Department of Natural Resources
Feb. 27, 2020
Environmental DNA (eDNA) testing by the Michigan Department of Natural Resources and the U.S. Fish and Wildlife Service revealed no evidence of genetic material from bighead and silver carp – two species of invasive Asian carp – in Houghton Lake in Roscommon County, Long Lake in Hillsdale County or Cass Lake in Oakland County. The retesting, which occurred from October to December 2019, was in response to results of similar surveys previously conducted as part of an aquatic invasive species early detection project conducted collaboratively by the DNR and Michigan State University.
As part of a study comparing traditional fish surveys using nets and electrofishing to eDNA sampling, the DNR and staff from MSU sampled 22 inland Michigan lakes from 2016 to 2019. Almost all the lakes showed no presence of invasive carp eDNA.
|However, the MSU results indicated that one sample each from Houghton, Long and Cass lakes contained DNA from the Hypophthalmichthys genus, which includes invasive bighead and silver carp. The lab analyzed 37 samples from Long Lake, 48 samples from Houghton Lake and 40 samples from Cass Lake.
“While a positive eDNA sample does not necessarily represent the presence of live fish, we use the eDNA results as one piece of information to determine the best response to the potential threat of an invasive species,” said Seth Herbst, DNR aquatic species and regulatory affairs unit manager.

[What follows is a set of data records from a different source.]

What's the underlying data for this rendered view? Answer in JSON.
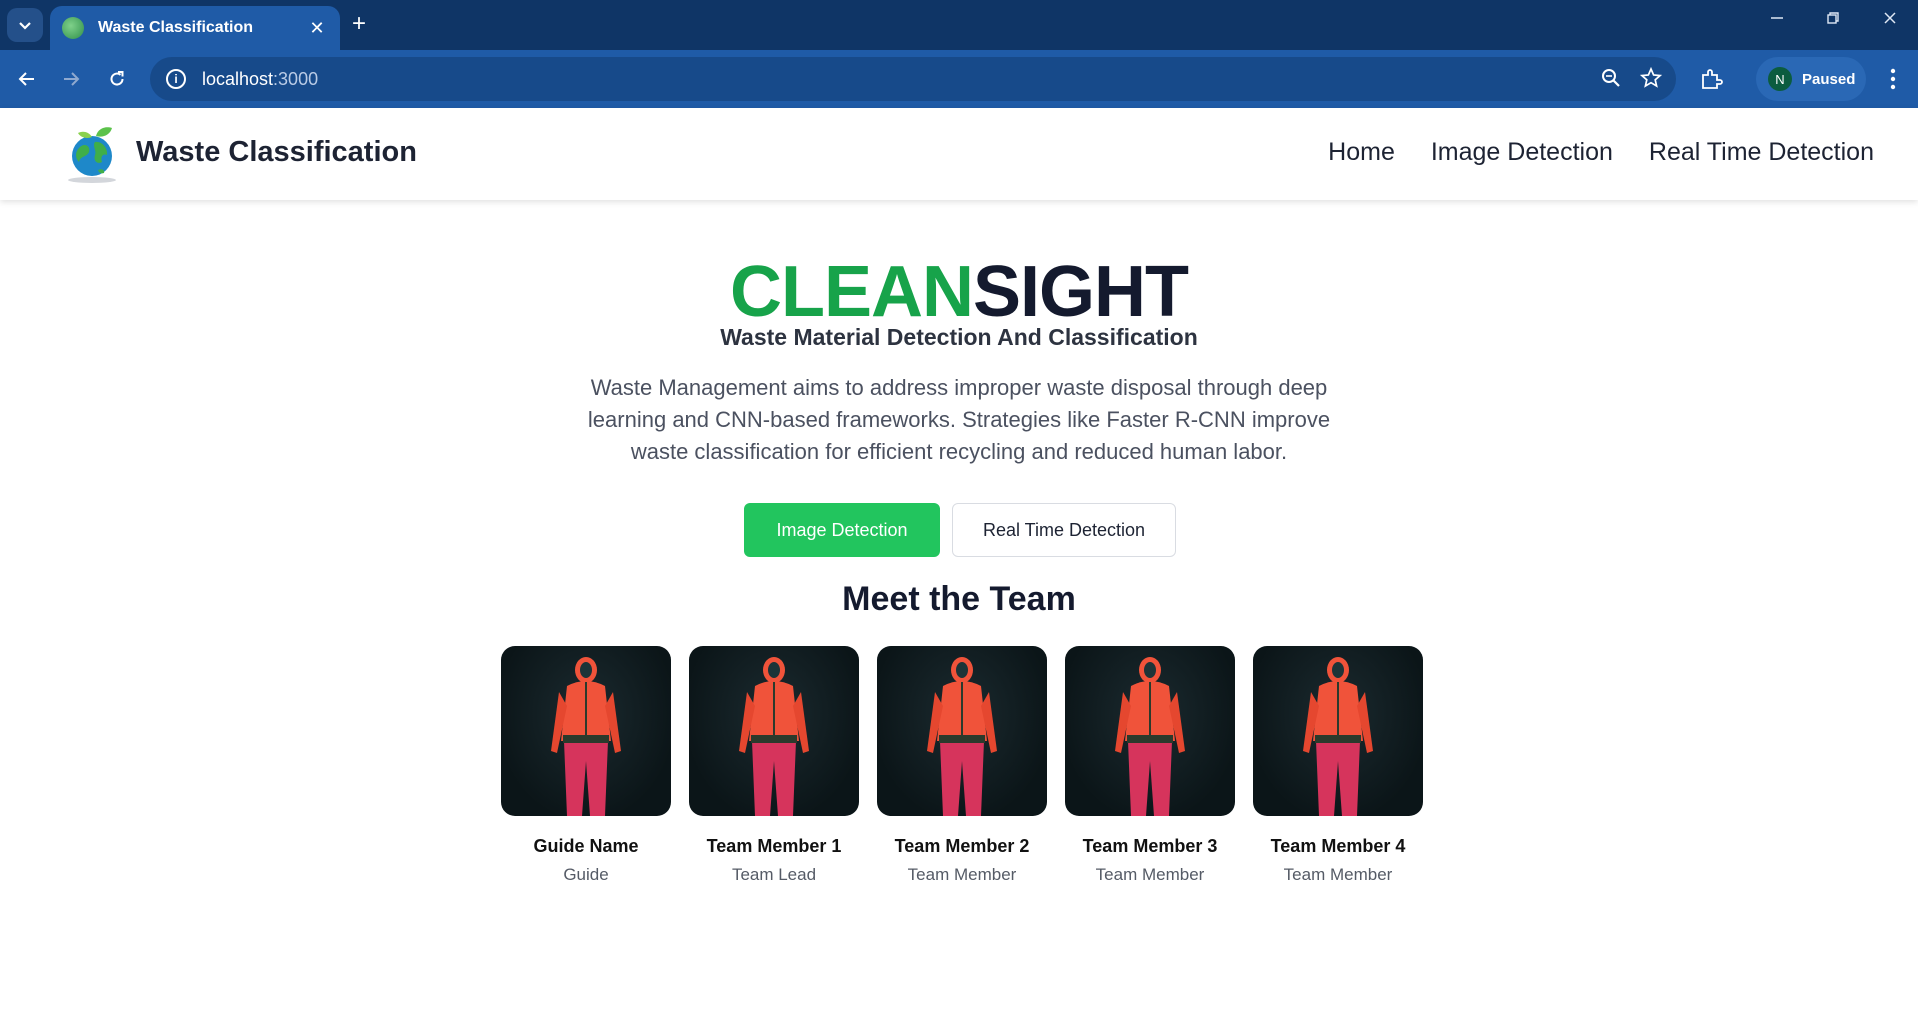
{
  "browser": {
    "tab_title": "Waste Classification",
    "tab_close": "✕",
    "new_tab": "+",
    "url_host": "localhost",
    "url_port": ":3000",
    "profile_initial": "N",
    "profile_status": "Paused"
  },
  "header": {
    "brand": "Waste Classification",
    "nav": [
      "Home",
      "Image Detection",
      "Real Time Detection"
    ]
  },
  "hero": {
    "title_green": "CLEAN",
    "title_dark": "SIGHT",
    "subtitle": "Waste Material Detection And Classification",
    "description": "Waste Management aims to address improper waste disposal through deep learning and CNN-based frameworks. Strategies like Faster R-CNN improve waste classification for efficient recycling and reduced human labor.",
    "primary_button": "Image Detection",
    "secondary_button": "Real Time Detection"
  },
  "team": {
    "title": "Meet the Team",
    "members": [
      {
        "name": "Guide Name",
        "role": "Guide"
      },
      {
        "name": "Team Member 1",
        "role": "Team Lead"
      },
      {
        "name": "Team Member 2",
        "role": "Team Member"
      },
      {
        "name": "Team Member 3",
        "role": "Team Member"
      },
      {
        "name": "Team Member 4",
        "role": "Team Member"
      }
    ]
  },
  "colors": {
    "chrome_dark": "#0f3566",
    "chrome_blue": "#1f5ba7",
    "accent_green": "#22c55e",
    "title_green": "#17a34a",
    "title_dark": "#141a2e"
  },
  "icons": {
    "tab_list": "chevron-down-icon",
    "back": "arrow-left-icon",
    "forward": "arrow-right-icon",
    "reload": "reload-icon",
    "site_info": "info-icon",
    "zoom": "zoom-icon",
    "bookmark": "star-icon",
    "extensions": "puzzle-icon",
    "menu": "kebab-menu-icon",
    "logo": "earth-leaf-logo-icon"
  }
}
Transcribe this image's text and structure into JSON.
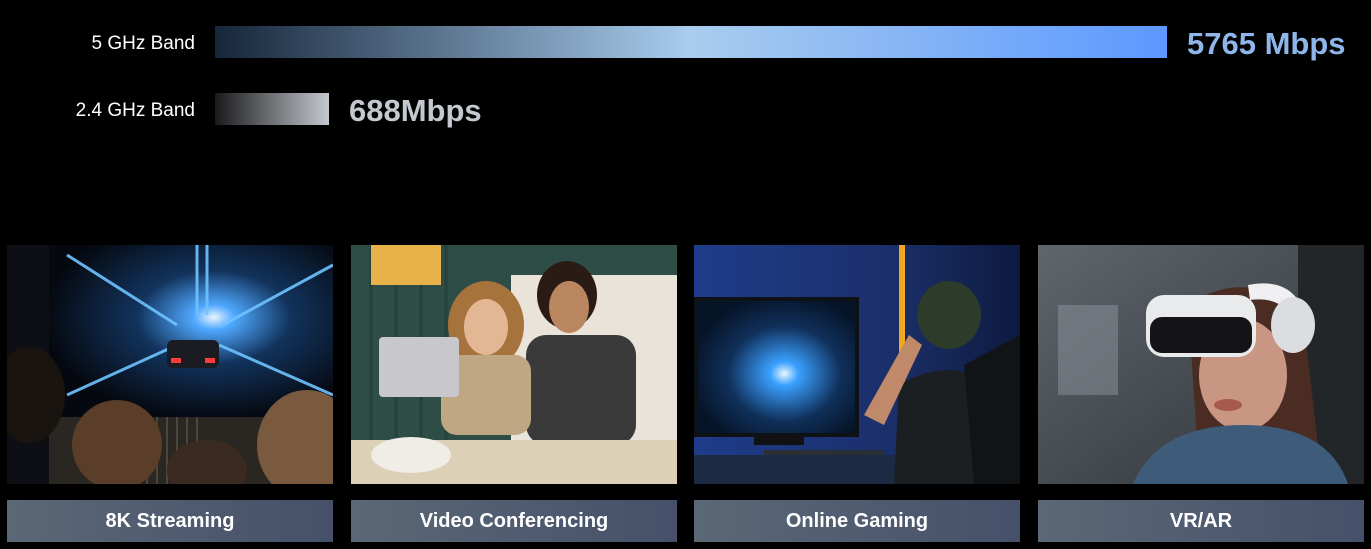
{
  "chart_data": {
    "type": "bar",
    "orientation": "horizontal",
    "categories": [
      "5 GHz Band",
      "2.4 GHz Band"
    ],
    "values": [
      5765,
      688
    ],
    "value_labels": [
      "5765 Mbps",
      "688Mbps"
    ],
    "unit": "Mbps",
    "title": "",
    "xlabel": "",
    "ylabel": "",
    "xlim": [
      0,
      5765
    ],
    "grid": false,
    "legend": "none"
  },
  "colors": {
    "band_5_gradient": [
      "#16263a",
      "#a9cdee",
      "#5c98ff"
    ],
    "band_24_gradient": [
      "#1a1a1c",
      "#c4c9cf"
    ],
    "label_5": "#8fb6ea",
    "label_24": "#c4c9cf",
    "caption_bg": [
      "#5a6876",
      "#46506a"
    ]
  },
  "cards": [
    {
      "label": "8K Streaming",
      "icon": "race-car-tunnel-image"
    },
    {
      "label": "Video Conferencing",
      "icon": "couple-laptop-image"
    },
    {
      "label": "Online Gaming",
      "icon": "gamer-monitor-image"
    },
    {
      "label": "VR/AR",
      "icon": "vr-headset-image"
    }
  ]
}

Confirmation by the Whitney lab prompted the DNR and USFWS to undertake repeat sampling on all three lakes. Follow-up sampling of Long and Houghton lakes in 2019 found no silver or bighead carp eDNA in the 40 samples taken at Long Lake and the 430 samples taken from Houghton Lake.
Results of repeat sampling of Cass Lake in October 2019 indicated that one of the 120 samples taken was positive for silver carp eDNA. The positive sample came from the southeast portion of the lake, within approximately 200 meters of the 2018 sample that was positive for bighead carp. Quality assurance protocols in the sampling process and laboratory analysis give no indication the results were in error.
An additional 60 samples taken from Cass Lake in December 2019 showed no bighead or silver carp eDNA.
|Repeated detections of the same species over time would increase the concern of potential live individuals being present. “Based on the current information, it is unlikely that there are live bighead or silver carp in any of the three lakes,” said Herbst.
Since 2013, the USFWS has collected thousands of eDNA samples in the Great Lakes and its tributaries. Results from eDNA sampling, available at FWS.Gov, do not suggest the presence of established populations of bighead or silver carp in the Great Lakes.
No live bighead, silver or black carp have been captured through many efforts including commercial fishing, recreational angling observations and scientific sampling in any of the Great Lakes since 2002. Similarly, no bighead, silver or black carp have been caught in any of the thousands of fish population assessments conducted in Michigan’s inland lakes during that same time frame.
The DNR is planning additional monitoring of Cass Lake in spring 2020 and will increase public outreach in the area to remind lake users to clean, drain and dry boats and gear and properly dispose of bait in accordance with state laws – measures that help limit the spread of invasive species.
All anglers are encouraged to learn how to identify invasive bighead and silver carp and report any suspect fish. Identification and reporting information can be found at Michigan.gov/InvasiveCarp.
Due to their large size and high reproductive rates, bighead and silver carp pose a significant threat to the Great Lakes and Michigan’s inland lakes. They disrupt the food chain that supports native fish such as walleye, yellow perch and lake whitefish. Jumping silver carp can also injure boaters.
“Along with our participation in eDNA surveillance efforts, we continue to be diligent with early detection efforts, such as conducting fish population surveys, increasing awareness among anglers and maintaining an invasive carp reporting website for anglers to share any suspicious catches or observations that occur during their outings,” said Herbst.